So its modern day Brooklyn and school has just let out for the summer when Sierra is given the task to paint a mural all over an abandoned tower which obviously an artist would be happy to do. And in teenager fashion makes the mural a great dragon! Yet as Sierra works on her mural she notices another across the way begin to fade and weep so she goes to her Grandfather who has been speaking in tongues until this occasion when he instructs her to find someone and gives her a part of a poem. So Sierra finds this person a fellow artist named Robbie and he explains everything to her and just in the nick of time since they need to ban together in order to save the world! Which I won’t go into since that would be spoiling the book and that’s cruel. But what I will say is that the story is utterly captivating and on more than one occasion throws out a plot twist. Which was unexpected, but very appreciated.

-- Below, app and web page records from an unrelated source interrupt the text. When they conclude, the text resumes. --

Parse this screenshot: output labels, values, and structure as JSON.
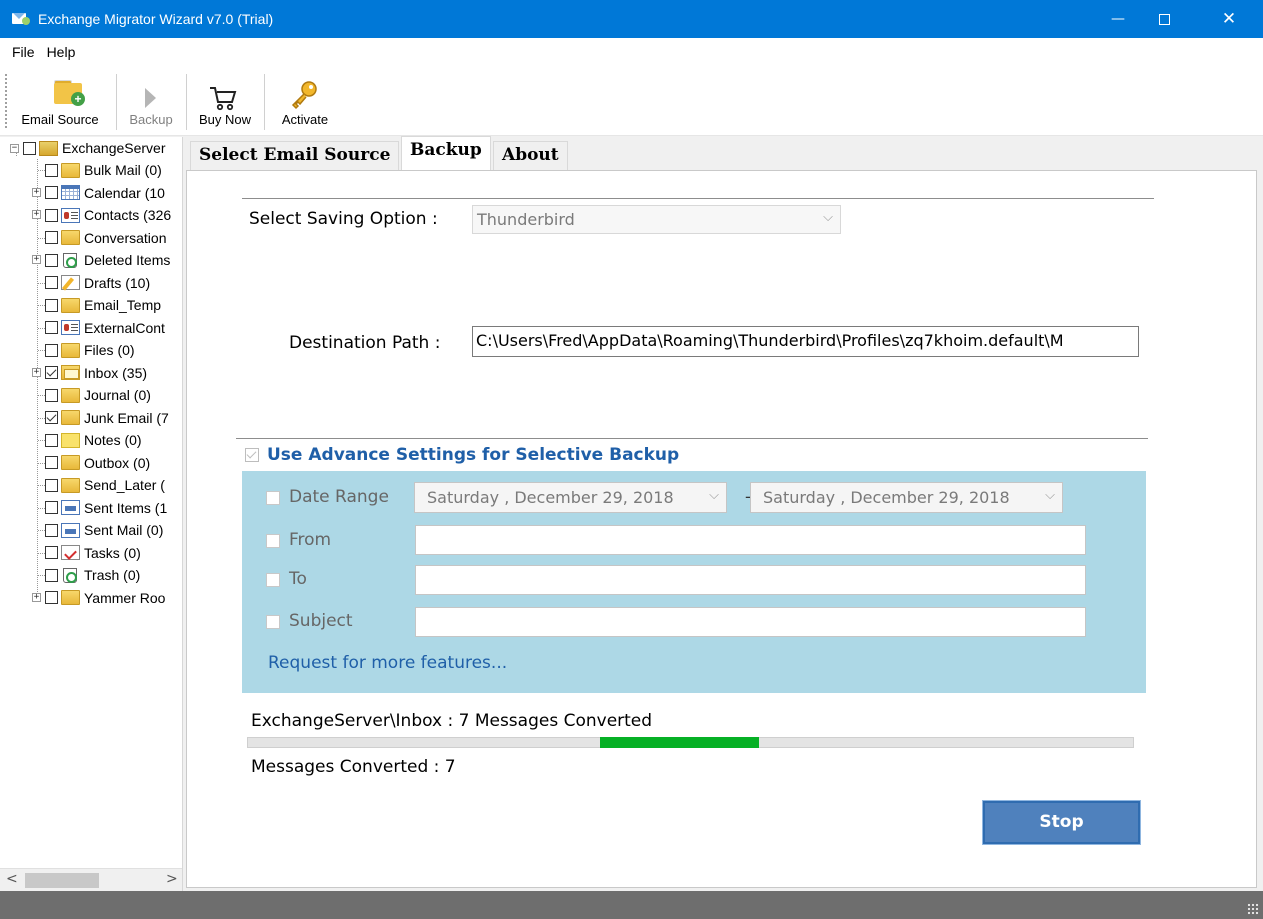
{
  "window": {
    "title": "Exchange Migrator Wizard v7.0 (Trial)",
    "accent_color": "#0078d7"
  },
  "menu": [
    "File",
    "Help"
  ],
  "toolbar": {
    "email_source": "Email Source",
    "backup": "Backup",
    "buy_now": "Buy Now",
    "activate": "Activate"
  },
  "tree": {
    "root": "ExchangeServer",
    "items": [
      {
        "label": "Bulk Mail (0)",
        "icon": "folder-icon",
        "checked": false
      },
      {
        "label": "Calendar (10",
        "icon": "calendar-icon",
        "checked": false
      },
      {
        "label": "Contacts (326",
        "icon": "contacts-icon",
        "checked": false
      },
      {
        "label": "Conversation",
        "icon": "folder-icon",
        "checked": false
      },
      {
        "label": "Deleted Items",
        "icon": "trash-icon",
        "checked": false
      },
      {
        "label": "Drafts (10)",
        "icon": "drafts-icon",
        "checked": false
      },
      {
        "label": "Email_Temp",
        "icon": "folder-icon",
        "checked": false
      },
      {
        "label": "ExternalCont",
        "icon": "contacts-icon",
        "checked": false
      },
      {
        "label": "Files (0)",
        "icon": "folder-icon",
        "checked": false
      },
      {
        "label": "Inbox (35)",
        "icon": "inbox-icon",
        "checked": true
      },
      {
        "label": "Journal (0)",
        "icon": "folder-icon",
        "checked": false
      },
      {
        "label": "Junk Email (7",
        "icon": "folder-icon",
        "checked": true
      },
      {
        "label": "Notes (0)",
        "icon": "notes-icon",
        "checked": false
      },
      {
        "label": "Outbox (0)",
        "icon": "folder-icon",
        "checked": false
      },
      {
        "label": "Send_Later (",
        "icon": "folder-icon",
        "checked": false
      },
      {
        "label": "Sent Items (1",
        "icon": "sent-items-icon",
        "checked": false
      },
      {
        "label": "Sent Mail (0)",
        "icon": "sent-items-icon",
        "checked": false
      },
      {
        "label": "Tasks (0)",
        "icon": "tasks-icon",
        "checked": false
      },
      {
        "label": "Trash (0)",
        "icon": "trash-icon",
        "checked": false
      },
      {
        "label": "Yammer Roo",
        "icon": "folder-icon",
        "checked": false
      }
    ]
  },
  "tabs": [
    "Select Email Source",
    "Backup",
    "About"
  ],
  "backup": {
    "saving_label": "Select Saving Option :",
    "saving_value": "Thunderbird",
    "dest_label": "Destination Path :",
    "dest_value": "C:\\Users\\Fred\\AppData\\Roaming\\Thunderbird\\Profiles\\zq7khoim.default\\M",
    "advanced_label": "Use Advance Settings for Selective Backup",
    "date_range_label": "Date Range",
    "date_from": "Saturday  ,  December  29, 2018",
    "date_separator": "-",
    "date_to": "Saturday  ,  December  29, 2018",
    "from_label": "From",
    "to_label": "To",
    "subject_label": "Subject",
    "more_features_link": "Request for more features...",
    "status": "ExchangeServer\\Inbox : 7 Messages Converted",
    "progress_start": 0.398,
    "progress_end": 0.578,
    "converted_count": "Messages Converted : 7",
    "stop_label": "Stop"
  },
  "colors": {
    "advanced_panel": "#add8e6",
    "progress_fill": "#06b025",
    "link": "#1f5fa8",
    "stop_button": "#4f81bd"
  }
}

Sierra Maria Santiago is what she is; enough. She’s casual with a touch of cute and is a freaking badass. She is an amazing narrator who takes everything in stride after tripping a few times, literally. But what I appreciated most about Sierra was a few unimportant scenes where she perfectly describes body image issues and how she interacts with her family and friends. I loved how Sierra went to or attempted to get help from adults which is something so seldom seen in novels and movies, especially when the adults in her life listened and did help her. Now on to Robbie! An inked up artist who isn’t really intimidating but is pretty quirky and absolutely the most loveable person in the book. He isn’t very smooth and has a track record for ditching his dates, but he is always well prepared to fight and draw. Robbie is essential to Sierra’s induction to shadow shaping and he teaches her most of what she knows as well as support Sierra as all the craziness catches up to her. Alright time for a few quick honorable mentions to Sierra’s other friends who were truly loyal and hilarious as they adventure together. And even for the friends who didn’t stick around, my hat goes to them for leaving and not forcing themselves into a situation they didn’t want to be in. Then there was Nadiya and Sierra’s godfather who were very present and amazing adults that every teenager should know.

Another thing worth mentioning is that most of the dialogue is in spanish and are a number of other things since most of the characters are Puerto Rican, Mexican or Black. I do not know spanish so I chose to keep a dictionary with me just in case I found a word that could have a deeper meaning say something more than the english equivalent. Although I didn’t find anything so that isn’t really necessary and most of the words are common phrases and many can be inferred if you know a latin rooted language like Portuguese or French.

Shadowshaper is the perfect read right now during this season of Halloween and Dia de los Muertos when everything is a little bit more creepy and the unreal is more real. The suspension is comparable to that of a Guillermo Del Toro horror movie and builds beautifully as the story progresses misleading the reader like the Winchester Mystery House. Overall a stunning read! I absolutely love the characters, setting and mixing of languages and cultures.